Segment Start: Supplied material

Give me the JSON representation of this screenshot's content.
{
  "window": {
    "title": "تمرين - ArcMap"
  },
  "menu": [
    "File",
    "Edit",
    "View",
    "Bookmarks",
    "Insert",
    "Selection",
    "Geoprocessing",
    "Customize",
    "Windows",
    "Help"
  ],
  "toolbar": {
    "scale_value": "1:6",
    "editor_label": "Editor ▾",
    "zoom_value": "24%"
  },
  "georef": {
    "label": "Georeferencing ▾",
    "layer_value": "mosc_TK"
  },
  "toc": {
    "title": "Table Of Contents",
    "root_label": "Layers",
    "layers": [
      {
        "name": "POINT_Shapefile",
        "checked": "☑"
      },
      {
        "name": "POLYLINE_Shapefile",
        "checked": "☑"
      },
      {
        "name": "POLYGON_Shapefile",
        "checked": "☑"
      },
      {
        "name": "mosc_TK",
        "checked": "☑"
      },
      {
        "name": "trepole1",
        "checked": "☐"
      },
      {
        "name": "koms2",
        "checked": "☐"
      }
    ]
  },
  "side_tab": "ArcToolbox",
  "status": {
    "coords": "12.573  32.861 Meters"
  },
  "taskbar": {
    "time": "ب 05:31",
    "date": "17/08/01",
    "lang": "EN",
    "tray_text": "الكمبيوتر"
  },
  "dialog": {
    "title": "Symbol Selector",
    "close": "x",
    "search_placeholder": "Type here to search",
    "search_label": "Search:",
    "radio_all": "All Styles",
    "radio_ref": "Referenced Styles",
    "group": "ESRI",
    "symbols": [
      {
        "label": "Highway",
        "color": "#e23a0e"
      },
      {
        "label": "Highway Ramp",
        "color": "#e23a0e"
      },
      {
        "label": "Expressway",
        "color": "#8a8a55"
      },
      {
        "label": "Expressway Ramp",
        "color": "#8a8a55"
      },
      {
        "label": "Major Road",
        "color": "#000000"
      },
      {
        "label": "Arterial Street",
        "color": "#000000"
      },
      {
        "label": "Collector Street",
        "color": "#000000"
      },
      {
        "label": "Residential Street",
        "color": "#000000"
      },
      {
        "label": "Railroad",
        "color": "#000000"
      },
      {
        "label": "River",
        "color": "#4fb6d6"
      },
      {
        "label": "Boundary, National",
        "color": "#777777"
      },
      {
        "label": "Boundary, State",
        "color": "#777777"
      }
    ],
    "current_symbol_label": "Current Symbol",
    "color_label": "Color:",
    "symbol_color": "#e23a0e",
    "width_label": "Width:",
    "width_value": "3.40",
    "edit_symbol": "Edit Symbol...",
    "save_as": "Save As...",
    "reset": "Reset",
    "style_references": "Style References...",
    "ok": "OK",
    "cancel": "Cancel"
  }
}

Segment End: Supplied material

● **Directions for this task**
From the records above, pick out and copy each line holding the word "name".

● **Response**
        "name": "POINT_Shapefile",
        "name": "POLYLINE_Shapefile",
        "name": "POLYGON_Shapefile",
        "name": "mosc_TK",
        "name": "trepole1",
        "name": "koms2",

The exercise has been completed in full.